The main cloister is original, from the transition from the 16th to the 17th century, late-Renaissance or Mannerist style. It is porticoed on its lower floor, with semicircular arches that rest on pillars, decorated with Tuscan pilasters. On the upper floor, the molding of the large windows is finished off with a split pediment of clear Mannerist tradition.

The main façade constitutes the most important artistic contribution of the nineteenth-century reform. It has a marked neoclassical character, with a central doorway designed according to the prevailing academic models of the time, which determine the auction of the set by a classical entablature with its characteristic triangular pediment.

CHAPEL OF SAN ONOFRE

This small chapel was originally part of the now-defunct Casa Grande de San Francisco, a huge Franciscan convent that was located until the 19th century in what is now Plaza Nueva and its adjoining areas. In fact, it can be considered that it is the only vestige that has reached our days of the disappeared convent.

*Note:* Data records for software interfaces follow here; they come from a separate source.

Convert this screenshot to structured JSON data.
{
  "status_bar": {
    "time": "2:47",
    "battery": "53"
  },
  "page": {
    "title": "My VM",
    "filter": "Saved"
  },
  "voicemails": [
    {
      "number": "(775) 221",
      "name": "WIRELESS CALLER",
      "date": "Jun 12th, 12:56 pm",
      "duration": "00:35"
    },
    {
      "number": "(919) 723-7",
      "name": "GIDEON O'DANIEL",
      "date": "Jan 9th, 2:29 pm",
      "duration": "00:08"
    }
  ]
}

On the outside, the chapel does not have a façade, since it was inserted in one of the buildings that surround Plaza Nueva. Inside, we see that it has a rectangular plan with a single nave, covered by a barrel vault with transverse arches and lunettes.

The main altarpiece was made by Bernardo Simón de Pineda around 1680 and the sculptures that appear in it have been linked to the workshop of Pedro Roldán. In the central niche appears an Immaculate Conception, flanked on both sides by San Fernando and San Hermenegildo.

The chapel has other altarpieces, among which the one dedicated to San Onofre stands out, at the beginning of the Gospel side, made at the beginning of the 17th century. Its sculptural part was made by the great Martínes Montañés, while Francisco Pacheco, Velázquez's father-in-law, was in charge of the paintings. The image of San Onofre is by Pedro Díaz de la Cueva from 1599.